Dilhan Abeyewardene, MD -  - Orthopaedic Hand Surgeon

Dilhan Abeyewardene, MD

Orthopaedic Hand Surgeon located in North Palm Beach, FL

Breaking a bone in your hand or wrist can happen to anyone, regardless of age or occupation. seeing a specialist like Dr. Dilhan could mean the difference between maximizing your recovery with your fracture healing correctly or developing post-traumatic arthritis. Dr. Dilhan is an orthopedic hand surgeon at Orthopaedic Care Specialists who has considerable expertise in treating patients with hand and wrist fractures. For prompt, high-quality treatment, call his office today, or book an appointment using the online tool.

Hand and Wrist Fractures Q & A

What are hand and wrist fractures?

Your hand is made up of 27 different bones.  Some of these bones join the 2 forearm bones, the radius and the ulna, to form the wrist.  Sometimes injury to these can cause a fracture, which is a fancy medical word for “broken”.  

 The scaphoid, a small bone in your wrist near the base of your thumb, and the hamate, another small bone in the center of your wrist, are two very commonly fractured carpal bones.

Hand and wrist fractures typically happen as a result of falls, crush injuries, or when playing sports. Most hand and wrist fractures heal without needing surgery, using noninvasive methods of realigning the broken bones and holding them in place while they heal.

What symptoms do hand and wrist fractures cause?

At the moment the fracture occurs, it’s likely to cause immediate pain, which can be severe. As well as the acute pain, your fracture could cause:

  • Swelling
  • Bruising
  • Tenderness
  • Deformity
  • Numbness
  • Limited movement

A fractured finger might look shorter, or cross over the finger next to it when you try to make a fist. Trying to move your wrist or fingers and gripping or squeezing your hand is likely to make the pain worse, although some fractures limit your ability to move your hand at all.

Depending on the cause of your hand or wrist fracture, you could have broken skin, and it’s possible that a severe fracture can result in bone protruding through your skin.

How are hand and wrist fractures diagnosed and treated?

Every fracture is unique and every treatment plan should take this into consideration.  However, there are a few categories that fractures can be grouped into that help us decide which treatment is most beneficial.  Non-displaced fractures are commonly called “hairline fractures”. This means that the bone is in good alignment and can often be treated without surgery.  

Displaced fractures occur when the bone breaks and is no longer in good alignment.  Sometimes these fractures can be set into better alignment and surgery can be avoided.  Unfortunately, there are some fractures that are not well aligned and need surgery so that the bone can have the best chance of healing correctly. 

After fractures,  Dr. Dihan will check X-rays every few weeks to ensure that the bones are healing properly. You might need to wear your cast or splint for between three and six weeks before the bones set well enough to take it off.

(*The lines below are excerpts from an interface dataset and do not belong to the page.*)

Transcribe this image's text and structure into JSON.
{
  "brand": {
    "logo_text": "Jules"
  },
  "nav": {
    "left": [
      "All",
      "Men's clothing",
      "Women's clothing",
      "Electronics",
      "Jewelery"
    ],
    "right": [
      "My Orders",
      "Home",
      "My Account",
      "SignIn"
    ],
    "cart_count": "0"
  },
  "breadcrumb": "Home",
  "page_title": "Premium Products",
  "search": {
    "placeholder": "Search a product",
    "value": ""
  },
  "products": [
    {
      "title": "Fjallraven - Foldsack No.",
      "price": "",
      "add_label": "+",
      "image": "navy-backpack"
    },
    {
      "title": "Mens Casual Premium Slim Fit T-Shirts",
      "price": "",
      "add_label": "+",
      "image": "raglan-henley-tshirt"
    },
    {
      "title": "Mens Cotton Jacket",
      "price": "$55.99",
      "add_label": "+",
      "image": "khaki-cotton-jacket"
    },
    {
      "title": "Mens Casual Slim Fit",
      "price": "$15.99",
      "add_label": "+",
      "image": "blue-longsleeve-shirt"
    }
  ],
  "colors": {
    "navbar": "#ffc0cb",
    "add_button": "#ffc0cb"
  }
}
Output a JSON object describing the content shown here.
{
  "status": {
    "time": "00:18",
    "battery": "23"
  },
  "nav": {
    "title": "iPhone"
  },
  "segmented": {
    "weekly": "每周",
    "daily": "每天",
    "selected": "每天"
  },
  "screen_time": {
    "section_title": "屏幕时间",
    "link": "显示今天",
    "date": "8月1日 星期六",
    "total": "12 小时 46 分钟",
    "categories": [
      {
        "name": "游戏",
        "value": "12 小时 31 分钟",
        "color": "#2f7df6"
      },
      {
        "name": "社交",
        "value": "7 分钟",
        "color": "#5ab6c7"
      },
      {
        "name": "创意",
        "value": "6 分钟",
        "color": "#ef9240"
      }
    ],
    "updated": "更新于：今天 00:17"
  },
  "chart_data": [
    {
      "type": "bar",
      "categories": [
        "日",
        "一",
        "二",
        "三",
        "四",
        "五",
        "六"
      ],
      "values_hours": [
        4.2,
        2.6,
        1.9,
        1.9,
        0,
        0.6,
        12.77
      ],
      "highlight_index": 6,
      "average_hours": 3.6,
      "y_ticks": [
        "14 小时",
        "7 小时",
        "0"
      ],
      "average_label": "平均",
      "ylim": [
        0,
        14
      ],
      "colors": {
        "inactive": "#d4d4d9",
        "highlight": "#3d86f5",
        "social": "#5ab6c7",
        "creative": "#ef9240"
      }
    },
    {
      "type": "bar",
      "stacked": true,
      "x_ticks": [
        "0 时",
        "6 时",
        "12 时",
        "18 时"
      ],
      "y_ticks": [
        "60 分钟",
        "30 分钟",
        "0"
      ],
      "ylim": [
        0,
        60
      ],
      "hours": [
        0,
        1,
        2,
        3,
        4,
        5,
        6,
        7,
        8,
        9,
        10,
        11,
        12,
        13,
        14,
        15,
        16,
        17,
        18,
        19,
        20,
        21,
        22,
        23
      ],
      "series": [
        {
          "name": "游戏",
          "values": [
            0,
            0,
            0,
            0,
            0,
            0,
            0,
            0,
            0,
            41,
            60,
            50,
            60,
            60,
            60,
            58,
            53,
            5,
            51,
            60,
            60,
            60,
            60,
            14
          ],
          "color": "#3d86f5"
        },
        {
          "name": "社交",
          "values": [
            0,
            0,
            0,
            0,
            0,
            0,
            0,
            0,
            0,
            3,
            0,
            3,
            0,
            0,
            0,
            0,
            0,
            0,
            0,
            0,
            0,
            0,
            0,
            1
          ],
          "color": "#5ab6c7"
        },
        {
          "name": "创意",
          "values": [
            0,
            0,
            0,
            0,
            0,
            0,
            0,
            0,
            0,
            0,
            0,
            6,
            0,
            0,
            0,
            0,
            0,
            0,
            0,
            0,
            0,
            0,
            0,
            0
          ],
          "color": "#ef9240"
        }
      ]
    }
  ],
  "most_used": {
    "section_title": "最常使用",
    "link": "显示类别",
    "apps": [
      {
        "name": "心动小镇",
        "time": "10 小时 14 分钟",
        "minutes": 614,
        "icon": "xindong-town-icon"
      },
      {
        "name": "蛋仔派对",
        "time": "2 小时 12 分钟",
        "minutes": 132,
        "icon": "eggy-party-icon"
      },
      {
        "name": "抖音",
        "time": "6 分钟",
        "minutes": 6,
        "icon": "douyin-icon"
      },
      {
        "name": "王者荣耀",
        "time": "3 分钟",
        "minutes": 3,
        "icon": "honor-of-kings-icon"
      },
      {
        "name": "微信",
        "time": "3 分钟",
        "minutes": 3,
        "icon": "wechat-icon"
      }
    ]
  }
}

Sometimes finger fractures can be treated using the buddy strapping method. This involves strapping the fractured finger to a finger that’s alright, so the healthy finger forms a splint for the fractured one.

Physical therapy is vital to full recovery from a fractured hand or wrist. You can begin exercising your hand very gently after about three weeks.

If you fracture your hand or wrist, go to a specialist to ensure optimal recovery from your injury. Call Dr. Dilhan’s office  today or book an appointment online.